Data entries
..........
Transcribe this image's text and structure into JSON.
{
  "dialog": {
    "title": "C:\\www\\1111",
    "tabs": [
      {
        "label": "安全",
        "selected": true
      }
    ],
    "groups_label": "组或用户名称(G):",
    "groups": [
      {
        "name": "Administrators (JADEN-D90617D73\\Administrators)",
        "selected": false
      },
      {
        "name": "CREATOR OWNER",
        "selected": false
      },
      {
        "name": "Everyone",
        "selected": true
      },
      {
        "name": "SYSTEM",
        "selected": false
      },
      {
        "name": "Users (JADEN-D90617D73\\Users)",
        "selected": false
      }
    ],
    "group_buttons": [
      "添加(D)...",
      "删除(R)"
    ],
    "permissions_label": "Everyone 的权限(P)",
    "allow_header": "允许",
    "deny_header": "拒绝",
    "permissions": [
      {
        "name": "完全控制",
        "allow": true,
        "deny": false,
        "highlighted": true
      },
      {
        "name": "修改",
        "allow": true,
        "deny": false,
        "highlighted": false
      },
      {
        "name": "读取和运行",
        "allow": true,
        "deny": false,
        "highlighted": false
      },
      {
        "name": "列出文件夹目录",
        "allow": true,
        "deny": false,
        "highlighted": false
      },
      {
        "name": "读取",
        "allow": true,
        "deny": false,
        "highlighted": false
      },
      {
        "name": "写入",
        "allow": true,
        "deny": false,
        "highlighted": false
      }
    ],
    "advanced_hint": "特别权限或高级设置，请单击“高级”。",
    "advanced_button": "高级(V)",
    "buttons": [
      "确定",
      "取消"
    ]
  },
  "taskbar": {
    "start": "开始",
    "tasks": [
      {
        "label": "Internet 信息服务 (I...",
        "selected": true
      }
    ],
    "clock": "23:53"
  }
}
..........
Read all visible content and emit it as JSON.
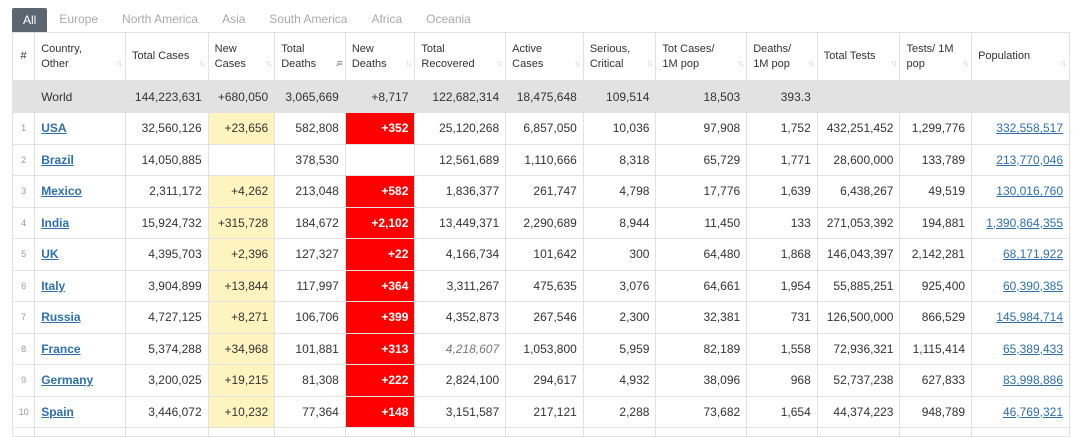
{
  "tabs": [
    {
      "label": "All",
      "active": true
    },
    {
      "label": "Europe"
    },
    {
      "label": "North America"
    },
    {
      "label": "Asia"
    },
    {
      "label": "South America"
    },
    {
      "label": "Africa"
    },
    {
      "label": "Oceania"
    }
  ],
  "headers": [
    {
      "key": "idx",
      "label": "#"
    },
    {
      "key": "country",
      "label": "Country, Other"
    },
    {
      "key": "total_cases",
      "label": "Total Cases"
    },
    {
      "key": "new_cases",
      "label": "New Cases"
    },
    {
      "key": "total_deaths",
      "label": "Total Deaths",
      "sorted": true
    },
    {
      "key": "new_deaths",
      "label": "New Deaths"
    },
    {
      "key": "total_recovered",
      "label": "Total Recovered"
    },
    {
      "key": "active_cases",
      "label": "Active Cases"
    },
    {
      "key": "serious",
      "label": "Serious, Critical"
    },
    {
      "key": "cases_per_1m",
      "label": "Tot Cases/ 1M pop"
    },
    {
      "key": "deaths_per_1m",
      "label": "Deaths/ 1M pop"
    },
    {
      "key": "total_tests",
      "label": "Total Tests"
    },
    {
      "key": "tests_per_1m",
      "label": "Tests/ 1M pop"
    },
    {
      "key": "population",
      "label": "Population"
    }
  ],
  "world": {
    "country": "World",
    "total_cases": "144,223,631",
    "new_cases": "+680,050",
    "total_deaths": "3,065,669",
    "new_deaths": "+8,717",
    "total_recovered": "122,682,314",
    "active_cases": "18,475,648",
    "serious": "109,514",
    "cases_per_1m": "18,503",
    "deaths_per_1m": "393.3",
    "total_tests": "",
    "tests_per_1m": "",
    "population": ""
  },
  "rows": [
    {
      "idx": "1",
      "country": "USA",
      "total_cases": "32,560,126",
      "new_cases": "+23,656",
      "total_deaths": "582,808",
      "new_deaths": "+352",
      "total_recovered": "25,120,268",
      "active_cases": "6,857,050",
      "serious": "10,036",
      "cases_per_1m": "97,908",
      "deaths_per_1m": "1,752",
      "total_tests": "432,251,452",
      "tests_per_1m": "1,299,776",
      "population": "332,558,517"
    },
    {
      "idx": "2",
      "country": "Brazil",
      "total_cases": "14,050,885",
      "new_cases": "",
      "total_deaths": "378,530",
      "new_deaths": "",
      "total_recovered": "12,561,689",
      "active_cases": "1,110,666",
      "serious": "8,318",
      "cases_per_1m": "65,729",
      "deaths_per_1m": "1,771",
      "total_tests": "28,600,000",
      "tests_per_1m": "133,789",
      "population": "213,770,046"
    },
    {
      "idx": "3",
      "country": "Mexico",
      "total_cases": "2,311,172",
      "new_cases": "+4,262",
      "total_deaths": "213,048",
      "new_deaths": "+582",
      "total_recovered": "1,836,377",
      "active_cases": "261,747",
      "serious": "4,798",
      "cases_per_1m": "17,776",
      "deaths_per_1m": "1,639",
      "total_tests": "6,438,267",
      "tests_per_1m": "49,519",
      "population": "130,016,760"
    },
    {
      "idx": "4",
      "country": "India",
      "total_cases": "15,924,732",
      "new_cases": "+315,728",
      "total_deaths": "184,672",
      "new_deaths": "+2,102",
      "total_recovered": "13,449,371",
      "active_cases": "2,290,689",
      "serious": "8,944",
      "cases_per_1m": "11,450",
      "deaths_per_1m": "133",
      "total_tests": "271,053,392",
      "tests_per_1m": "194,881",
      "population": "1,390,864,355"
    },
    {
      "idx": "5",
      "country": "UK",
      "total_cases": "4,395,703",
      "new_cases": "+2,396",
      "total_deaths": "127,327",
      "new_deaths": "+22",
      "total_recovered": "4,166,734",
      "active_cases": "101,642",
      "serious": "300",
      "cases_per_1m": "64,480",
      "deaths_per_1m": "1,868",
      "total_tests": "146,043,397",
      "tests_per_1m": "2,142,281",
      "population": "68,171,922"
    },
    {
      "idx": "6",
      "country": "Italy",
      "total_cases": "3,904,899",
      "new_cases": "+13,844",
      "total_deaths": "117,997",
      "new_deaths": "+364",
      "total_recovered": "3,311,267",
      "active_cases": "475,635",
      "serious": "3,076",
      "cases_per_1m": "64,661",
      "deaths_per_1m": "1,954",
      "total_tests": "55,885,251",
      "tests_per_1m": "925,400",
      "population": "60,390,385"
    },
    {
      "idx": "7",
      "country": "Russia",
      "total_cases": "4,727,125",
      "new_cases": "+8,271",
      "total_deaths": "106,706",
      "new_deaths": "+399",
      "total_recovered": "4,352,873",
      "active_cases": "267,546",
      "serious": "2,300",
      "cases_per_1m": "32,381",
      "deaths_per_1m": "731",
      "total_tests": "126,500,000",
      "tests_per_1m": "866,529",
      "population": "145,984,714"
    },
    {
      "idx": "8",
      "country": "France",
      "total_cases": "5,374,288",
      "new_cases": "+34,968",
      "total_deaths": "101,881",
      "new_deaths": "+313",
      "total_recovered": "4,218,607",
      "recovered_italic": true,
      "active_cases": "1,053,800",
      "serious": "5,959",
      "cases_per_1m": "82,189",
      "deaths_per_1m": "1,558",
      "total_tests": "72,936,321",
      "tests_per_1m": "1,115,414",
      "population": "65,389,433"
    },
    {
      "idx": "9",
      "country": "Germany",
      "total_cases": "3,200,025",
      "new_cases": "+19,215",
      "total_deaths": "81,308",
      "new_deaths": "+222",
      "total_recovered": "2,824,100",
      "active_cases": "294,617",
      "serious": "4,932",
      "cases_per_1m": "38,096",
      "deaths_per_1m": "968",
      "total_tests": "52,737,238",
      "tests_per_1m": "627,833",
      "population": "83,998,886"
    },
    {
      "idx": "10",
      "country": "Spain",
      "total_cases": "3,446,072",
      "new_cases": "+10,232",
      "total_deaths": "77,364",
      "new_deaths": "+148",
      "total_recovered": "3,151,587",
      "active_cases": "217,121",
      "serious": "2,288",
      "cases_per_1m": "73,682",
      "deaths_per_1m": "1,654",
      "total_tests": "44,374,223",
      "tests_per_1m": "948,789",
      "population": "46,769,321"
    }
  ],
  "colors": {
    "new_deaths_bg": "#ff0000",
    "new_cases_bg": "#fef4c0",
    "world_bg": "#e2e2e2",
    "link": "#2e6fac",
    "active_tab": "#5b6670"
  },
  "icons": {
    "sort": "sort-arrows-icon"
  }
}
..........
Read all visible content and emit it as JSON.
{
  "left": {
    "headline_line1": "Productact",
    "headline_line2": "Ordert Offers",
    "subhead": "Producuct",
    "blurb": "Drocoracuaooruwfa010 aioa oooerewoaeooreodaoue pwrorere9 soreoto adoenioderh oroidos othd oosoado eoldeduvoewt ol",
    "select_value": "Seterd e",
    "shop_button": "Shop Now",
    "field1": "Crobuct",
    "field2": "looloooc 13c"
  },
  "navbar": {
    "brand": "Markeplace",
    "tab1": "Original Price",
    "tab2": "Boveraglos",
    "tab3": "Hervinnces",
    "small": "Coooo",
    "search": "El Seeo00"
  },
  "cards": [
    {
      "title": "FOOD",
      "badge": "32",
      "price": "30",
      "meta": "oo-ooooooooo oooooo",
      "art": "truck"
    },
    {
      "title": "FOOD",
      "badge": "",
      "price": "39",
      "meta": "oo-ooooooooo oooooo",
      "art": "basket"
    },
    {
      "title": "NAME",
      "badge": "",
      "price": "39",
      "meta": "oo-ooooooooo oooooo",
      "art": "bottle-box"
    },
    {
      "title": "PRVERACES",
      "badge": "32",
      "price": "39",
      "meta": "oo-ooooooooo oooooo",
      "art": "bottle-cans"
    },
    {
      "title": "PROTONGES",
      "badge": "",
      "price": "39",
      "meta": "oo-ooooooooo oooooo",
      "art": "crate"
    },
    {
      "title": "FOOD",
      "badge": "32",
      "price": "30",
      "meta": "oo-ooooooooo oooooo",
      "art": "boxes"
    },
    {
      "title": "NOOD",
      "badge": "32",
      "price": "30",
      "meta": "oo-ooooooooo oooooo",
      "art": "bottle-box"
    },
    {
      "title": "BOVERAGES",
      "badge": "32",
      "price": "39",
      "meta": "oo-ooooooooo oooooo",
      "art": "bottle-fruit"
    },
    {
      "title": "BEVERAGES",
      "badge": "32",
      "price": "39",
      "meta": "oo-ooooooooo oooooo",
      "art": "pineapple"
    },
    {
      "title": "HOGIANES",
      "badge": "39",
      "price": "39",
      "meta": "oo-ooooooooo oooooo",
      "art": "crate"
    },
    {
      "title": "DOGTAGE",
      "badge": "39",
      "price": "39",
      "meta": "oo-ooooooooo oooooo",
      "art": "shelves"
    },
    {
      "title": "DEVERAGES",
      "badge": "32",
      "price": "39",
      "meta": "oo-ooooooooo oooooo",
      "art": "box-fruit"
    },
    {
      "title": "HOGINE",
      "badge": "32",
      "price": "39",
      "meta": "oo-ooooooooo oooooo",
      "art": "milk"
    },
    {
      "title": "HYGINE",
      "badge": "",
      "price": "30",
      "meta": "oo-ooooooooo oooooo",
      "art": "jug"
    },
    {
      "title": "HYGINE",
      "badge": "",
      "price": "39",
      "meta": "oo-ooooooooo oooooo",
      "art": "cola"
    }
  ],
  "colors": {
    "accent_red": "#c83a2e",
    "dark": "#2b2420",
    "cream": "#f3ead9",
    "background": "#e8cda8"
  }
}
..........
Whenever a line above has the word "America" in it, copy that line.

» Task result:
      "label": "North America"
      "label": "South America"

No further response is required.